▸ Activity:
Among the entries, which lines carry the string "author"? Copy every one.

:: Data supplied ::

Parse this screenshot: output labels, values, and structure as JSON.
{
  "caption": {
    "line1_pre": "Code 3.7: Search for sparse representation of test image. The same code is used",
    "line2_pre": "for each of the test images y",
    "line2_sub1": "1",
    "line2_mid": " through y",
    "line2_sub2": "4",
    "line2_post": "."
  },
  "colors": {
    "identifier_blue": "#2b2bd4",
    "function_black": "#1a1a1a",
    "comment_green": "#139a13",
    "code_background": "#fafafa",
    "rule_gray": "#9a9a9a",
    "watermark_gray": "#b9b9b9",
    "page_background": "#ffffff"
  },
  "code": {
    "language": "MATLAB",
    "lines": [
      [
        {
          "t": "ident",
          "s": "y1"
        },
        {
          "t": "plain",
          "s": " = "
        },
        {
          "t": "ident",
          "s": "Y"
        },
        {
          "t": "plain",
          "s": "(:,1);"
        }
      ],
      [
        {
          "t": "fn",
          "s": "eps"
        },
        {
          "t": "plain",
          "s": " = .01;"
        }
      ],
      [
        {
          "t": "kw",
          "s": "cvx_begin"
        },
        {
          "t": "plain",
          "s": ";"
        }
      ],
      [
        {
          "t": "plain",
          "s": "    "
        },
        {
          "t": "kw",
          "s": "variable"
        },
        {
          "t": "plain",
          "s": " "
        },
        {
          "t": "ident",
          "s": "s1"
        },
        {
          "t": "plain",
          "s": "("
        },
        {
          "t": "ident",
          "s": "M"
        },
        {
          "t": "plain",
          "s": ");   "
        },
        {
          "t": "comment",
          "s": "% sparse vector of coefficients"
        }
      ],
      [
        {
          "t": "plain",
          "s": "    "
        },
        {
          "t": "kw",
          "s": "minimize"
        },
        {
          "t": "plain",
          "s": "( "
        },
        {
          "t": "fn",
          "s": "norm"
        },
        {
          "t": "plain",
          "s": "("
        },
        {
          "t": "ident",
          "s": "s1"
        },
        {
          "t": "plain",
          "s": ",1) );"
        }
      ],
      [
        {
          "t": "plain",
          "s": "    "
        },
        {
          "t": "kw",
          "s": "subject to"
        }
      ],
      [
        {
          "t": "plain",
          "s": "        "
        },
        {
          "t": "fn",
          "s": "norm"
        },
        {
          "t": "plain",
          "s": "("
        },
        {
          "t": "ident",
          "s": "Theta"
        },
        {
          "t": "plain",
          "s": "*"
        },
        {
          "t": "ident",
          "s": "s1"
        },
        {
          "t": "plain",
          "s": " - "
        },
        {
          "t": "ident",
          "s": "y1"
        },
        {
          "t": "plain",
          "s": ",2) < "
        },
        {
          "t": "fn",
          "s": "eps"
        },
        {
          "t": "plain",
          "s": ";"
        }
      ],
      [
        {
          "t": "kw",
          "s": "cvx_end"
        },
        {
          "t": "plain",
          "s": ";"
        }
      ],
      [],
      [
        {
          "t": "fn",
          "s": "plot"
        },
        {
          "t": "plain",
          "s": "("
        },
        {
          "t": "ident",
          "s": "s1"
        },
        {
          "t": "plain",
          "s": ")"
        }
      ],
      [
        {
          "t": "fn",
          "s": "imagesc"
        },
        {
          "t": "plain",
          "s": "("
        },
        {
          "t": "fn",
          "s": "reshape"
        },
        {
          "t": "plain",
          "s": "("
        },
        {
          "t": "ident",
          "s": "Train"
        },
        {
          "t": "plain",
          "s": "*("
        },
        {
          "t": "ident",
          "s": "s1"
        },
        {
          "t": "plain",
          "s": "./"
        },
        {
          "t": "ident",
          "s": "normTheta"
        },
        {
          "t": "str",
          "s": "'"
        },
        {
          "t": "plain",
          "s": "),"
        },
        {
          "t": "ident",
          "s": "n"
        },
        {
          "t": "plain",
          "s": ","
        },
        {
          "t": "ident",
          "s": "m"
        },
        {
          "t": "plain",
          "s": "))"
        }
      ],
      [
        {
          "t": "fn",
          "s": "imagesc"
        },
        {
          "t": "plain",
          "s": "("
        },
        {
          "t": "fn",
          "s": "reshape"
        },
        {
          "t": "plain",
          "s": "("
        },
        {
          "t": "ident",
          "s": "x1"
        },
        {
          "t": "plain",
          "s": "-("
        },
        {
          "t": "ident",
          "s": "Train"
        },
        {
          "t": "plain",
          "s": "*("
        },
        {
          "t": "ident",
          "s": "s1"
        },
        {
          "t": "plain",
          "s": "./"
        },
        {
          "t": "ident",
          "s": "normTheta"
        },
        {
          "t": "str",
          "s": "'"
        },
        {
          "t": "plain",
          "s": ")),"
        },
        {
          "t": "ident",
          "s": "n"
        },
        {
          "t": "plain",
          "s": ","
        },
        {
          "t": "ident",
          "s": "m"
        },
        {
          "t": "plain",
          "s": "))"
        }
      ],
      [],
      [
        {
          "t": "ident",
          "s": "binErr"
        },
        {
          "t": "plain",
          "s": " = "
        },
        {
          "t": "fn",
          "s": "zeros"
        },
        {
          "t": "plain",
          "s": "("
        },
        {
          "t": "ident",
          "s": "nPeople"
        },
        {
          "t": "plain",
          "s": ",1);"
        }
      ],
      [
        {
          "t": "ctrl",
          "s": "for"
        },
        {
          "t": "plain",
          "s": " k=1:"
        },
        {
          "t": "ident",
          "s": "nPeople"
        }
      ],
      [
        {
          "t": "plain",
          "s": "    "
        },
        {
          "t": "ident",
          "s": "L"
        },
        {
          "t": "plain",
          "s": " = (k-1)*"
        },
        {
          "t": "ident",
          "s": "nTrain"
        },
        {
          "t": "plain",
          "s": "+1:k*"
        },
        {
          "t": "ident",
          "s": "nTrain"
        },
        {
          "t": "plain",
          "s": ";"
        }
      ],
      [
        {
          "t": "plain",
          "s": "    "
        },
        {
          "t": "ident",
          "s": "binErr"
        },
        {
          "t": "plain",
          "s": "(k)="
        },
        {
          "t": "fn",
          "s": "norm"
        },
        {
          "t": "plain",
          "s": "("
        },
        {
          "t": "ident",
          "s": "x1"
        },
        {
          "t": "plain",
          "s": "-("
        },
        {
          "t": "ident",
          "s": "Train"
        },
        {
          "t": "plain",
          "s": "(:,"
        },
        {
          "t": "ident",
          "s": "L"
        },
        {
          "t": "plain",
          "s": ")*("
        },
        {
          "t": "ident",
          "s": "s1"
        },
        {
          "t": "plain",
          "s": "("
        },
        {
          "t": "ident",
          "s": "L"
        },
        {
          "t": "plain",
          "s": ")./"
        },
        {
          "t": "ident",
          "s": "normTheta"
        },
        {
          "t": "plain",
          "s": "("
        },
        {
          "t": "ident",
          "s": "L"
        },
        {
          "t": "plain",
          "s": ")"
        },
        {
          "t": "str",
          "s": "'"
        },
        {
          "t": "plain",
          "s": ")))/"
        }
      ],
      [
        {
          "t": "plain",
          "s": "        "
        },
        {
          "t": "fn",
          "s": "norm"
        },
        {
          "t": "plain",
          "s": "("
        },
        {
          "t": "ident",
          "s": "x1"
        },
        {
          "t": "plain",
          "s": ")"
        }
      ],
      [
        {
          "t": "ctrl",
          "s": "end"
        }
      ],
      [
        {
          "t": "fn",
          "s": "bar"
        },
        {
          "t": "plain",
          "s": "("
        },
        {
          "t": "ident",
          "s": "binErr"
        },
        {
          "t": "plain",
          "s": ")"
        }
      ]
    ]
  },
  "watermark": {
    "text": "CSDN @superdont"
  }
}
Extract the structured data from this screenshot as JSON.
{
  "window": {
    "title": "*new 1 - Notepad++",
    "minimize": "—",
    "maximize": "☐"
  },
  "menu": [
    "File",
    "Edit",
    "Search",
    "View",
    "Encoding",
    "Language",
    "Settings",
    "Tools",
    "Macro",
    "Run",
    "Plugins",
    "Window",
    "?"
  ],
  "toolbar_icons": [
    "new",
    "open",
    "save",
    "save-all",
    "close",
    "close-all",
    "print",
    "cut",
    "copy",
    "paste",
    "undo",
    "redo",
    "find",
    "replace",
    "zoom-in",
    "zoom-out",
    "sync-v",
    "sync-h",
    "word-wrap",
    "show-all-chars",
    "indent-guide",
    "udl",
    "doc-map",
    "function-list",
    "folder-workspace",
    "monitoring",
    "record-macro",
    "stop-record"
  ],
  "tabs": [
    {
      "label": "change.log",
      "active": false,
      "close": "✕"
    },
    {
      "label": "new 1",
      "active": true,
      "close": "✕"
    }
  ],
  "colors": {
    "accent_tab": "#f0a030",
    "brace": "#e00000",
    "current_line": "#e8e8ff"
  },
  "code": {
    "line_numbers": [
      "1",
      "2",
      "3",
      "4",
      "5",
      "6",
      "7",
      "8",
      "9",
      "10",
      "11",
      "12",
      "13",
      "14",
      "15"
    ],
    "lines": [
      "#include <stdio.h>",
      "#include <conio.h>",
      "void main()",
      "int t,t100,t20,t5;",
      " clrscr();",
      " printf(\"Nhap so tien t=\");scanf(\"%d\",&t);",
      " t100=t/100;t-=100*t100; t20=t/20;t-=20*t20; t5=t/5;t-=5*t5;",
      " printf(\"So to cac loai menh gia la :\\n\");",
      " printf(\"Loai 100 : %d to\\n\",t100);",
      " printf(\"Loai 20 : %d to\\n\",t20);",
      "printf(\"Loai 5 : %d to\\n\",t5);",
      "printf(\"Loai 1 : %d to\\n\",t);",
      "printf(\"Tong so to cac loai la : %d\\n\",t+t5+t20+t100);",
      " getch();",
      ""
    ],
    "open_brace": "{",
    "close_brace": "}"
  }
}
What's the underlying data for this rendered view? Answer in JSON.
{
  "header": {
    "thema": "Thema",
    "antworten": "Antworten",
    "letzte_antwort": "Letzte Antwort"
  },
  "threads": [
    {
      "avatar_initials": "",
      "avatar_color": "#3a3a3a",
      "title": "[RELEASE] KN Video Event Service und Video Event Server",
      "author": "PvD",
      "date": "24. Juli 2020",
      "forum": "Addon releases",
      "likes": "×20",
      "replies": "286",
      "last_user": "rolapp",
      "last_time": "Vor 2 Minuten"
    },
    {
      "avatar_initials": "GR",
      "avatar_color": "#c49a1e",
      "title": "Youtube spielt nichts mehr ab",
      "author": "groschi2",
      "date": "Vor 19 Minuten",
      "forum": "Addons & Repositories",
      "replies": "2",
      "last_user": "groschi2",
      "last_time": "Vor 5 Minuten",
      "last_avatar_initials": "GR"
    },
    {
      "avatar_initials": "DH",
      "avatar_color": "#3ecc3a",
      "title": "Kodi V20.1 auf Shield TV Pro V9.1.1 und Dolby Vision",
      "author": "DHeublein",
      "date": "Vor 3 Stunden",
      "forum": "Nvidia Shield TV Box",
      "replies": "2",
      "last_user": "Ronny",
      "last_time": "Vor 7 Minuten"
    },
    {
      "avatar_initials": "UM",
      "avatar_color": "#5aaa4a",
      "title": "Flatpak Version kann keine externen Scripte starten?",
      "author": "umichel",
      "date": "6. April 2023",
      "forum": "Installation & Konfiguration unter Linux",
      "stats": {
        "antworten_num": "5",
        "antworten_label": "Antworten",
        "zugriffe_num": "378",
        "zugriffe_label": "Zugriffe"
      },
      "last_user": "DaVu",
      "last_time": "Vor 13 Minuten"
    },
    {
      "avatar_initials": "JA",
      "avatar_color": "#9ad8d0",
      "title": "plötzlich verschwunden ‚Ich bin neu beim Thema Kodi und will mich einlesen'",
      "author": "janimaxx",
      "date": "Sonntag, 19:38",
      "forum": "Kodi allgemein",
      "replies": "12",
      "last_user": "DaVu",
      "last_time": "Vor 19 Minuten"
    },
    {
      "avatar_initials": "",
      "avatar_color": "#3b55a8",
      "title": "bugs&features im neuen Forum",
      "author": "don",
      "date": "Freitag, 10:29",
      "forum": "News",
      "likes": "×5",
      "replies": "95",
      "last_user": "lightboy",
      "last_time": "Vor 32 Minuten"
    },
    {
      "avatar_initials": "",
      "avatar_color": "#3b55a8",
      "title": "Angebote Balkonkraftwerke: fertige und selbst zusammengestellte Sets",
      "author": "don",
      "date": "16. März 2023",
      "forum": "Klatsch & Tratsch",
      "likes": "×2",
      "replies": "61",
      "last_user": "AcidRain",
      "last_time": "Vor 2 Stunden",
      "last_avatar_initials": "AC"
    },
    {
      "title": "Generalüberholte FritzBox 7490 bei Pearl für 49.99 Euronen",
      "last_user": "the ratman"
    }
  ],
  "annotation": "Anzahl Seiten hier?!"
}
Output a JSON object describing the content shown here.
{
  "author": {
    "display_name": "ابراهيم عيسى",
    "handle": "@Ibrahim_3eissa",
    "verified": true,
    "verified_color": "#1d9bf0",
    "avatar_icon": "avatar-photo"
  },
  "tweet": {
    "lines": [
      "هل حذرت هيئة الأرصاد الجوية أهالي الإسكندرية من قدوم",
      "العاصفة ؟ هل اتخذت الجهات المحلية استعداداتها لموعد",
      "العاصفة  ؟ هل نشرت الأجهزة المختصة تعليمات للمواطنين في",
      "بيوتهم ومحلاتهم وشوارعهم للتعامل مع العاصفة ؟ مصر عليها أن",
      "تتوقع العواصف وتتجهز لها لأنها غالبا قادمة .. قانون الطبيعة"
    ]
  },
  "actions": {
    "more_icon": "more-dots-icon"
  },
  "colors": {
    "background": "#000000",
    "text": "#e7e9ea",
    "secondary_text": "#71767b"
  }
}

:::

▸ Exercise output:
      "author": "PvD",
      "author": "groschi2",
      "author": "DHeublein",
      "author": "umichel",
      "author": "janimaxx",
      "author": "don",
      "author": "don",
  "author": {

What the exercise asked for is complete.